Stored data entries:
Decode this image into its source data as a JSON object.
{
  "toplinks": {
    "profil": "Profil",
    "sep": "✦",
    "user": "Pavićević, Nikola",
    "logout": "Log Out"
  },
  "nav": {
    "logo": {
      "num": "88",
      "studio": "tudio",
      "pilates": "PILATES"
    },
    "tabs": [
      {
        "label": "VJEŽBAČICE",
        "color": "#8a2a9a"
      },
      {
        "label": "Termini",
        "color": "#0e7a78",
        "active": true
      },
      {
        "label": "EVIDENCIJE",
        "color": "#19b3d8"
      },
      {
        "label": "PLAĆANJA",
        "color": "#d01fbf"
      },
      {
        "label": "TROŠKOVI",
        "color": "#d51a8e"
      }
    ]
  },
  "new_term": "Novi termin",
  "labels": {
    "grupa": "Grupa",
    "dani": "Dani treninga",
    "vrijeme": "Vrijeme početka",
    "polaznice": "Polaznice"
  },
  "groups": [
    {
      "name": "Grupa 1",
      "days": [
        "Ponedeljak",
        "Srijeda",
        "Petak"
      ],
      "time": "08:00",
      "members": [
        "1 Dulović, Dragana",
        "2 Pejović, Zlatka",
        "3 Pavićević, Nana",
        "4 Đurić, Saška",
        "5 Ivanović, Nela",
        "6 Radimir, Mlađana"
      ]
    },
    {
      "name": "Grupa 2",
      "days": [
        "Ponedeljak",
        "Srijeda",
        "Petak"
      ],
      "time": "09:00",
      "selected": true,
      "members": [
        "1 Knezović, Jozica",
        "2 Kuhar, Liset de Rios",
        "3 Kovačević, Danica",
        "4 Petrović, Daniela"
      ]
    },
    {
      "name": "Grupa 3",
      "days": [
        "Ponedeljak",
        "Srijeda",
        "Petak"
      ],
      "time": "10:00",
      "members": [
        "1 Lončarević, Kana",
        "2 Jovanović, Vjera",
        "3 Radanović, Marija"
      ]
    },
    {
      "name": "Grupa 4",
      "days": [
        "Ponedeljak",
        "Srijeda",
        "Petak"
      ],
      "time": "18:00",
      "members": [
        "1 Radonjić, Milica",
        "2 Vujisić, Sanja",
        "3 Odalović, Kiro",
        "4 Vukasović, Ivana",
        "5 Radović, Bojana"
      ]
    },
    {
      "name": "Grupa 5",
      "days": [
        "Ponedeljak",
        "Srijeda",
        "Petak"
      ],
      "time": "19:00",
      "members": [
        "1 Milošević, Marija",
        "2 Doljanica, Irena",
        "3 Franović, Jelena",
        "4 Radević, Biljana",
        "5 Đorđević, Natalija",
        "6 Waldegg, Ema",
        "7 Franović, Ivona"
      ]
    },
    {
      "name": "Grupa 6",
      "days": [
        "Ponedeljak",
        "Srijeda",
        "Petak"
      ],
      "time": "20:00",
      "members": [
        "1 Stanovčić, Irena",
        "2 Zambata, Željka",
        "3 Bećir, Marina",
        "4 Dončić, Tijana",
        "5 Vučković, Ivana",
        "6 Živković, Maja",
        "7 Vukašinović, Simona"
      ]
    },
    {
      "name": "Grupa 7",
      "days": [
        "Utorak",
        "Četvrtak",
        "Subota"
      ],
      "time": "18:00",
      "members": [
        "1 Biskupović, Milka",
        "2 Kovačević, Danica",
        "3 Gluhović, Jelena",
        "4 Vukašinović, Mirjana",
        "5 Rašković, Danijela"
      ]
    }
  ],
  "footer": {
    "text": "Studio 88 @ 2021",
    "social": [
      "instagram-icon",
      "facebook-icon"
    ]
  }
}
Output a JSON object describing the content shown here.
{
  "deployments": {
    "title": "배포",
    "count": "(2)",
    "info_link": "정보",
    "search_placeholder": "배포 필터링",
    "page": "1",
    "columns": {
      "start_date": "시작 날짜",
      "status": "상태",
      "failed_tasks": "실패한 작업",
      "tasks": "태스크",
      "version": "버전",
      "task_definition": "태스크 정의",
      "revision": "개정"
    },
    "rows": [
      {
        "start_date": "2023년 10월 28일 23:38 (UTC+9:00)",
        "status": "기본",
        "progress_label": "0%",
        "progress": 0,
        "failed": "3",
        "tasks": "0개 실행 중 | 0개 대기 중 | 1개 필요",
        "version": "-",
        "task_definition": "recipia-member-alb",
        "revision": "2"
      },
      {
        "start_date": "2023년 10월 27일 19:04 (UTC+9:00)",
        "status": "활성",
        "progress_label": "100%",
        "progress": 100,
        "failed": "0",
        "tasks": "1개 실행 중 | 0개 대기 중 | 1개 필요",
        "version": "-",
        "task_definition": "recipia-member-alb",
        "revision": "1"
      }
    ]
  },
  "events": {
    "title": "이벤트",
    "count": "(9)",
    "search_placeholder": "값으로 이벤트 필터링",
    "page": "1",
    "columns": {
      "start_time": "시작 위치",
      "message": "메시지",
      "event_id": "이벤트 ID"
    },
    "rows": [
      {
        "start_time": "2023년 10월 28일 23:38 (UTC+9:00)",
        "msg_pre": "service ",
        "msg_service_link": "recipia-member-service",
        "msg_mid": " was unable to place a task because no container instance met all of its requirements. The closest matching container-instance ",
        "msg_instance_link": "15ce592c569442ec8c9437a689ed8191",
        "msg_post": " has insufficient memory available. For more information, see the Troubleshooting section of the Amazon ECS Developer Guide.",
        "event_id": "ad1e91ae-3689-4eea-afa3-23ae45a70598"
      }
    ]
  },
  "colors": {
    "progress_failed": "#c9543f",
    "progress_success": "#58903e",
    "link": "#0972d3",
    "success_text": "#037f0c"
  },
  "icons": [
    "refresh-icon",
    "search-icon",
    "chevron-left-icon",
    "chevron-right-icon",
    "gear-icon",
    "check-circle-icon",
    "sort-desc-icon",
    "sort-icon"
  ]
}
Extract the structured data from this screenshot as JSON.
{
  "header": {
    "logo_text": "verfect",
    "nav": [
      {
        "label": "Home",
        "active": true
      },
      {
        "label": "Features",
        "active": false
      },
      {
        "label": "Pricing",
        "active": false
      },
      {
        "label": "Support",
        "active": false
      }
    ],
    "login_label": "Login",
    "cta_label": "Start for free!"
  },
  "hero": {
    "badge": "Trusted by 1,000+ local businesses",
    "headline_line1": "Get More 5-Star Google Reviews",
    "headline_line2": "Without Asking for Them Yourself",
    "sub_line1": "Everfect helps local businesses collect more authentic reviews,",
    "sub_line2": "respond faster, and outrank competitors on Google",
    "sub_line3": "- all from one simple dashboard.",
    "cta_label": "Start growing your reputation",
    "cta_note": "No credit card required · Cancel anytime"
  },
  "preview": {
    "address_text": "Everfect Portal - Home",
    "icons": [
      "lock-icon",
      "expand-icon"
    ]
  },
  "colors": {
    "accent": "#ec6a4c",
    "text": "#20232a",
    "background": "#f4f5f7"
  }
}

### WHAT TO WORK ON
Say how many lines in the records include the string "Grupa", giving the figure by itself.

### RESULT OF THIS EXERCISE
8